Most of the design process items are pinned up on office walls. They are shown here in the order in which they were created, anecdotes from an evolutionary design process reflecting various clients and constituencies. Lehrer Architects does not commission presentation models. These are rough conceptual models, encouraging free discussion and easy alterations.
Our hosts were gracious in allowing these iphone snapshots to be taken. This was our second visit to the Silver Lake practice.
Earliest model; major subsequent changes include shifting “red” walkway angle to open onto Harlem Place; creation of uninterrupted elliptical Grand Lawn; elimination of Southern end fountain; elimination of surface treatments on Spring St and flanking sidewalks; elimination of palm trees plus addition of curved Great Bamboo groves; and straightening of the perimeter security fence, to the North and East.
Early conceptual sketch (Center) by Michael Lehrer sharing wall space with an early model (top).
Early model, similar to final approved design.
Not a model, but a full scale prototype of typical seating, located in Lehrer Architect’s garden. The seat is cast-in-place concrete. Back is aluminum milled with varying size holes to create an optical image of bamboo. Spring Street Park bamboo will have thicker culms than these garden plants. Some real bamboo can be seen through the image in the chair back. No matter what size, all bamboo is in the grass family.
Two models of a complex curve water feature located near the intersection of South Spring St Sidewalk @ El Dorado Lofts’ driveway.
Note: The lean is intentional. The square pipes are not fencing, but actual pieces of the water feature arranged to form a complex curve releasing a straight sheet of water into the shallow collector pool below. Inasmuch as no one could climb between them, they continue the curvilinear secure fencing line to the right and left. Inexpensive fiber optic lighting (located in a shallow trench in the pool) will illuminate the water “curtain” falling from above. The water feature may be enjoyed from inside or outside equally. It is doubtful the City will ever color-treat the sidewalk surfaces as they are shown in the picture below, of assorted models [Wrong: LA City did color treat entrance areas]. Michael Lehrer envisions the surrounding areas to become “jealous” of the Park, inspiring future improvements to the sidewalk and Harlem Place surfaces. Good design as contagion.

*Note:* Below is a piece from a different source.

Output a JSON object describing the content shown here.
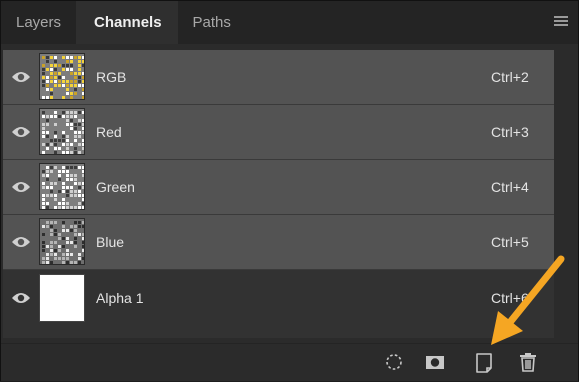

Government can’t produce? The evidence here says otherwise, especially with ongoing community support. Lehrer Architects has produced superior architecture. Landscape design was provided by City of Los Angeles Bureau of Engineering Architectural Division staff, with Recreation & Parks Department acting as client. Spring Street Park promises to be a special place.
© 2012 / 2014 by Steven Dornbusch